Excerpts from a dataset
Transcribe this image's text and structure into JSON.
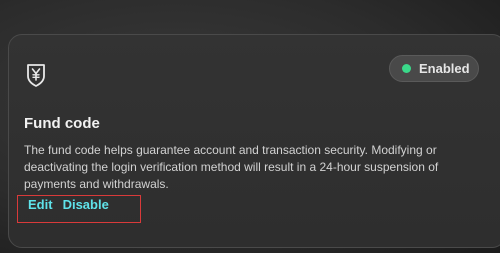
{
  "card": {
    "icon": "shield-yen-icon",
    "title": "Fund code",
    "description": "The fund code helps guarantee account and transaction security. Modifying or deactivating the login verification method will result in a 24-hour suspension of payments and withdrawals.",
    "status": {
      "label": "Enabled",
      "dot_color": "#3ad98a"
    },
    "actions": {
      "edit_label": "Edit",
      "disable_label": "Disable"
    }
  },
  "colors": {
    "accent_link": "#5fe3ea",
    "highlight_border": "#d93a3a"
  }
}
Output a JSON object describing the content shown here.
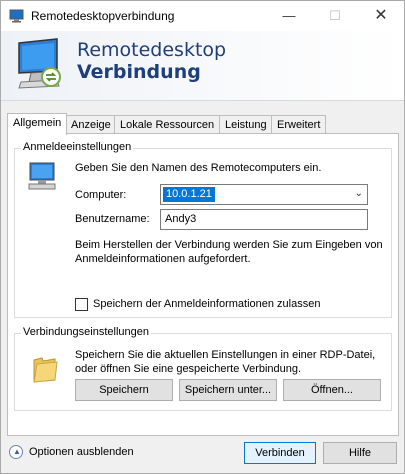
{
  "window": {
    "title": "Remotedesktopverbindung",
    "min_glyph": "—",
    "max_glyph": "☐",
    "close_glyph": "✕"
  },
  "banner": {
    "line1": "Remotedesktop",
    "line2": "Verbindung"
  },
  "tabs": [
    {
      "label": "Allgemein",
      "active": true
    },
    {
      "label": "Anzeige",
      "active": false
    },
    {
      "label": "Lokale Ressourcen",
      "active": false
    },
    {
      "label": "Leistung",
      "active": false
    },
    {
      "label": "Erweitert",
      "active": false
    }
  ],
  "login": {
    "legend": "Anmeldeeinstellungen",
    "description": "Geben Sie den Namen des Remotecomputers ein.",
    "computer_label": "Computer:",
    "computer_value": "10.0.1.21",
    "user_label": "Benutzername:",
    "user_value": "Andy3",
    "info": "Beim Herstellen der Verbindung werden Sie zum Eingeben von Anmeldeinformationen aufgefordert.",
    "save_credentials_label": "Speichern der Anmeldeinformationen zulassen",
    "save_credentials_checked": false
  },
  "connection": {
    "legend": "Verbindungseinstellungen",
    "description": "Speichern Sie die aktuellen Einstellungen in einer RDP-Datei, oder öffnen Sie eine gespeicherte Verbindung.",
    "save_label": "Speichern",
    "save_as_label": "Speichern unter...",
    "open_label": "Öffnen..."
  },
  "footer": {
    "hide_options_label": "Optionen ausblenden",
    "connect_label": "Verbinden",
    "help_label": "Hilfe"
  },
  "colors": {
    "accent": "#0078d7",
    "banner_text": "#1f3f7a"
  }
}
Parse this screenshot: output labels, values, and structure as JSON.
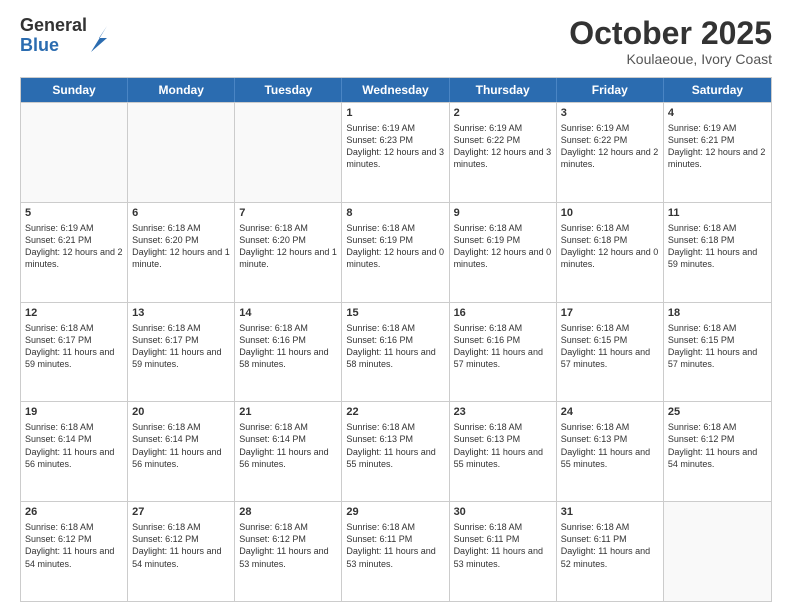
{
  "logo": {
    "general": "General",
    "blue": "Blue"
  },
  "header": {
    "month": "October 2025",
    "location": "Koulaeoue, Ivory Coast"
  },
  "weekdays": [
    "Sunday",
    "Monday",
    "Tuesday",
    "Wednesday",
    "Thursday",
    "Friday",
    "Saturday"
  ],
  "weeks": [
    [
      {
        "day": "",
        "sunrise": "",
        "sunset": "",
        "daylight": ""
      },
      {
        "day": "",
        "sunrise": "",
        "sunset": "",
        "daylight": ""
      },
      {
        "day": "",
        "sunrise": "",
        "sunset": "",
        "daylight": ""
      },
      {
        "day": "1",
        "sunrise": "Sunrise: 6:19 AM",
        "sunset": "Sunset: 6:23 PM",
        "daylight": "Daylight: 12 hours and 3 minutes."
      },
      {
        "day": "2",
        "sunrise": "Sunrise: 6:19 AM",
        "sunset": "Sunset: 6:22 PM",
        "daylight": "Daylight: 12 hours and 3 minutes."
      },
      {
        "day": "3",
        "sunrise": "Sunrise: 6:19 AM",
        "sunset": "Sunset: 6:22 PM",
        "daylight": "Daylight: 12 hours and 2 minutes."
      },
      {
        "day": "4",
        "sunrise": "Sunrise: 6:19 AM",
        "sunset": "Sunset: 6:21 PM",
        "daylight": "Daylight: 12 hours and 2 minutes."
      }
    ],
    [
      {
        "day": "5",
        "sunrise": "Sunrise: 6:19 AM",
        "sunset": "Sunset: 6:21 PM",
        "daylight": "Daylight: 12 hours and 2 minutes."
      },
      {
        "day": "6",
        "sunrise": "Sunrise: 6:18 AM",
        "sunset": "Sunset: 6:20 PM",
        "daylight": "Daylight: 12 hours and 1 minute."
      },
      {
        "day": "7",
        "sunrise": "Sunrise: 6:18 AM",
        "sunset": "Sunset: 6:20 PM",
        "daylight": "Daylight: 12 hours and 1 minute."
      },
      {
        "day": "8",
        "sunrise": "Sunrise: 6:18 AM",
        "sunset": "Sunset: 6:19 PM",
        "daylight": "Daylight: 12 hours and 0 minutes."
      },
      {
        "day": "9",
        "sunrise": "Sunrise: 6:18 AM",
        "sunset": "Sunset: 6:19 PM",
        "daylight": "Daylight: 12 hours and 0 minutes."
      },
      {
        "day": "10",
        "sunrise": "Sunrise: 6:18 AM",
        "sunset": "Sunset: 6:18 PM",
        "daylight": "Daylight: 12 hours and 0 minutes."
      },
      {
        "day": "11",
        "sunrise": "Sunrise: 6:18 AM",
        "sunset": "Sunset: 6:18 PM",
        "daylight": "Daylight: 11 hours and 59 minutes."
      }
    ],
    [
      {
        "day": "12",
        "sunrise": "Sunrise: 6:18 AM",
        "sunset": "Sunset: 6:17 PM",
        "daylight": "Daylight: 11 hours and 59 minutes."
      },
      {
        "day": "13",
        "sunrise": "Sunrise: 6:18 AM",
        "sunset": "Sunset: 6:17 PM",
        "daylight": "Daylight: 11 hours and 59 minutes."
      },
      {
        "day": "14",
        "sunrise": "Sunrise: 6:18 AM",
        "sunset": "Sunset: 6:16 PM",
        "daylight": "Daylight: 11 hours and 58 minutes."
      },
      {
        "day": "15",
        "sunrise": "Sunrise: 6:18 AM",
        "sunset": "Sunset: 6:16 PM",
        "daylight": "Daylight: 11 hours and 58 minutes."
      },
      {
        "day": "16",
        "sunrise": "Sunrise: 6:18 AM",
        "sunset": "Sunset: 6:16 PM",
        "daylight": "Daylight: 11 hours and 57 minutes."
      },
      {
        "day": "17",
        "sunrise": "Sunrise: 6:18 AM",
        "sunset": "Sunset: 6:15 PM",
        "daylight": "Daylight: 11 hours and 57 minutes."
      },
      {
        "day": "18",
        "sunrise": "Sunrise: 6:18 AM",
        "sunset": "Sunset: 6:15 PM",
        "daylight": "Daylight: 11 hours and 57 minutes."
      }
    ],
    [
      {
        "day": "19",
        "sunrise": "Sunrise: 6:18 AM",
        "sunset": "Sunset: 6:14 PM",
        "daylight": "Daylight: 11 hours and 56 minutes."
      },
      {
        "day": "20",
        "sunrise": "Sunrise: 6:18 AM",
        "sunset": "Sunset: 6:14 PM",
        "daylight": "Daylight: 11 hours and 56 minutes."
      },
      {
        "day": "21",
        "sunrise": "Sunrise: 6:18 AM",
        "sunset": "Sunset: 6:14 PM",
        "daylight": "Daylight: 11 hours and 56 minutes."
      },
      {
        "day": "22",
        "sunrise": "Sunrise: 6:18 AM",
        "sunset": "Sunset: 6:13 PM",
        "daylight": "Daylight: 11 hours and 55 minutes."
      },
      {
        "day": "23",
        "sunrise": "Sunrise: 6:18 AM",
        "sunset": "Sunset: 6:13 PM",
        "daylight": "Daylight: 11 hours and 55 minutes."
      },
      {
        "day": "24",
        "sunrise": "Sunrise: 6:18 AM",
        "sunset": "Sunset: 6:13 PM",
        "daylight": "Daylight: 11 hours and 55 minutes."
      },
      {
        "day": "25",
        "sunrise": "Sunrise: 6:18 AM",
        "sunset": "Sunset: 6:12 PM",
        "daylight": "Daylight: 11 hours and 54 minutes."
      }
    ],
    [
      {
        "day": "26",
        "sunrise": "Sunrise: 6:18 AM",
        "sunset": "Sunset: 6:12 PM",
        "daylight": "Daylight: 11 hours and 54 minutes."
      },
      {
        "day": "27",
        "sunrise": "Sunrise: 6:18 AM",
        "sunset": "Sunset: 6:12 PM",
        "daylight": "Daylight: 11 hours and 54 minutes."
      },
      {
        "day": "28",
        "sunrise": "Sunrise: 6:18 AM",
        "sunset": "Sunset: 6:12 PM",
        "daylight": "Daylight: 11 hours and 53 minutes."
      },
      {
        "day": "29",
        "sunrise": "Sunrise: 6:18 AM",
        "sunset": "Sunset: 6:11 PM",
        "daylight": "Daylight: 11 hours and 53 minutes."
      },
      {
        "day": "30",
        "sunrise": "Sunrise: 6:18 AM",
        "sunset": "Sunset: 6:11 PM",
        "daylight": "Daylight: 11 hours and 53 minutes."
      },
      {
        "day": "31",
        "sunrise": "Sunrise: 6:18 AM",
        "sunset": "Sunset: 6:11 PM",
        "daylight": "Daylight: 11 hours and 52 minutes."
      },
      {
        "day": "",
        "sunrise": "",
        "sunset": "",
        "daylight": ""
      }
    ]
  ]
}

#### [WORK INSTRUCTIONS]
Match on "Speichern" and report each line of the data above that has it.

#### [SOLUTION]
    "save_credentials_label": "Speichern der Anmeldeinformationen zulassen",
    "description": "Speichern Sie die aktuellen Einstellungen in einer RDP-Datei, oder öffnen Sie eine gespeicherte Verbindung.",
    "save_label": "Speichern",
    "save_as_label": "Speichern unter...",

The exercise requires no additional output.